Search the data for "test". Each line containing it is to be copied.

----------

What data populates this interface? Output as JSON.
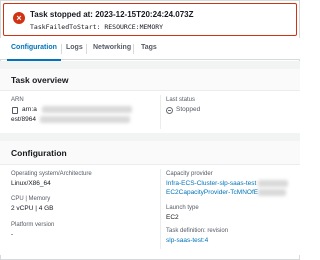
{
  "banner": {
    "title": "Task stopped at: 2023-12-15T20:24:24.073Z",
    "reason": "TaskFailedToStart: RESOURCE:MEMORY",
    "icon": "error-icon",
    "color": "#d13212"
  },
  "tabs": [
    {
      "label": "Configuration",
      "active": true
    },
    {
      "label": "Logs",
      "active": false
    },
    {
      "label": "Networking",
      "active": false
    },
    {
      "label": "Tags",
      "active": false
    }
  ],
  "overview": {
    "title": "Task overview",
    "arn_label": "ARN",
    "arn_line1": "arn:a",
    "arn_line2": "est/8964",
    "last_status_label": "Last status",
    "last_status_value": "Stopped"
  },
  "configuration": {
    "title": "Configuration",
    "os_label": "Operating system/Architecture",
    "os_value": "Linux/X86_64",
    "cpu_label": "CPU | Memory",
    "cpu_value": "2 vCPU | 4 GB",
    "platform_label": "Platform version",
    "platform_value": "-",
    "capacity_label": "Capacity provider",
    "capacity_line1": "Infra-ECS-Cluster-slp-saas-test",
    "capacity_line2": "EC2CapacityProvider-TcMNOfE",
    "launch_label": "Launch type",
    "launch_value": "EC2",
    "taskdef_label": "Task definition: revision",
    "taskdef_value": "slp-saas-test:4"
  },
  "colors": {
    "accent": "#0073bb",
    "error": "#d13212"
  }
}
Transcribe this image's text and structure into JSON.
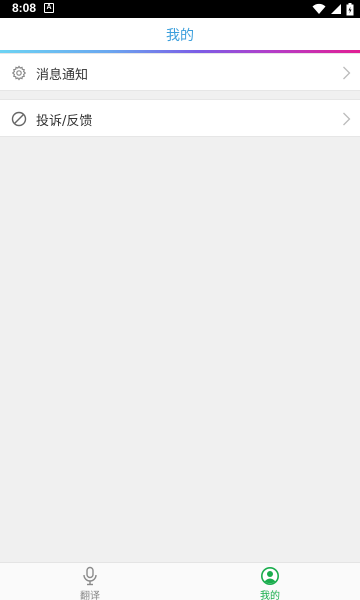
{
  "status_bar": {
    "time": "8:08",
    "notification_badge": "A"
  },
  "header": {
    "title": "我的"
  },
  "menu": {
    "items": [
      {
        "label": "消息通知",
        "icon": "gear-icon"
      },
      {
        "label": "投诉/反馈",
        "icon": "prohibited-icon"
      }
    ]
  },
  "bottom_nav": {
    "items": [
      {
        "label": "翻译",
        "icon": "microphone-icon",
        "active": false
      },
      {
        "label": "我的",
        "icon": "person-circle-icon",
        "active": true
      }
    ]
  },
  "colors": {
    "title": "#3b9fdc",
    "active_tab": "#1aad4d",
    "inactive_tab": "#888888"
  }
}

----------

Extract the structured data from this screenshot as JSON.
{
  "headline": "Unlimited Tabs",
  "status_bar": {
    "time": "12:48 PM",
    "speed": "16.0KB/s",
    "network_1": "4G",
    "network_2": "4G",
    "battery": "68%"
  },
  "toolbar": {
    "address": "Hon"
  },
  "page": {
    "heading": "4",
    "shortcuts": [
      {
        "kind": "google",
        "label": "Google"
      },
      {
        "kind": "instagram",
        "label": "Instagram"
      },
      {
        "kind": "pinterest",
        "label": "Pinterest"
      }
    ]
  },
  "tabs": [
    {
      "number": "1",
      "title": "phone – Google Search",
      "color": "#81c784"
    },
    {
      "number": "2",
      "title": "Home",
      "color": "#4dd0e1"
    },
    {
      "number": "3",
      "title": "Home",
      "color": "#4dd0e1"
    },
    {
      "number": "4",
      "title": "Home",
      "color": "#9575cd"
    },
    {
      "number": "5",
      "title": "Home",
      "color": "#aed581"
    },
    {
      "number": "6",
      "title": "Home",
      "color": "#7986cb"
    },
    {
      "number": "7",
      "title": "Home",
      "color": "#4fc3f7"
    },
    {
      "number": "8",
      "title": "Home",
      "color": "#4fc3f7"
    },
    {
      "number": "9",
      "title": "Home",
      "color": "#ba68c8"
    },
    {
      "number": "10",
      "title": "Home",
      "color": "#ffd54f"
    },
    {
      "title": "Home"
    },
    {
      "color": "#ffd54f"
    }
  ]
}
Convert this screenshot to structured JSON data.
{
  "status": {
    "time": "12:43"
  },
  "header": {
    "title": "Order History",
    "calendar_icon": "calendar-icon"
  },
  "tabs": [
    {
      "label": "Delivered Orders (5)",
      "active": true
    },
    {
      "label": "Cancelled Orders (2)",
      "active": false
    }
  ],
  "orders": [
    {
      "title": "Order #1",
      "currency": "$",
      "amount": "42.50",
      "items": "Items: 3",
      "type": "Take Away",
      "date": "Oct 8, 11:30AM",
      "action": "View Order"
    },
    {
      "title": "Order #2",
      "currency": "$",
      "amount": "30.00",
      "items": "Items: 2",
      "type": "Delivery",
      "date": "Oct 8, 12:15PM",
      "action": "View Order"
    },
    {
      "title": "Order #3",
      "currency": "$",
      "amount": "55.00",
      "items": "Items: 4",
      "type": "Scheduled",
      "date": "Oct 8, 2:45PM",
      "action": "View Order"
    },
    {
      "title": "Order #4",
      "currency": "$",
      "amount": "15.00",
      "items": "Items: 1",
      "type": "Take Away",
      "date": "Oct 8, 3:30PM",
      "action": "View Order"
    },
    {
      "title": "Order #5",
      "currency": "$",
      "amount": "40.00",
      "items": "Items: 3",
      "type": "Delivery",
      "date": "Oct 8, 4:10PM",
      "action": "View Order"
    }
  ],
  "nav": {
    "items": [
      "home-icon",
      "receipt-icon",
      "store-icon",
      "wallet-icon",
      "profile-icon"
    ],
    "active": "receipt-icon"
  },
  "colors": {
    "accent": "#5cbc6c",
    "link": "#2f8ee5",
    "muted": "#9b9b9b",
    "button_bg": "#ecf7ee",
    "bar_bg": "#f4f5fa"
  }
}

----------

REPLY TO THE EXERCISE:
    "capacity_line1": "Infra-ECS-Cluster-slp-saas-test",
    "taskdef_value": "slp-saas-test:4"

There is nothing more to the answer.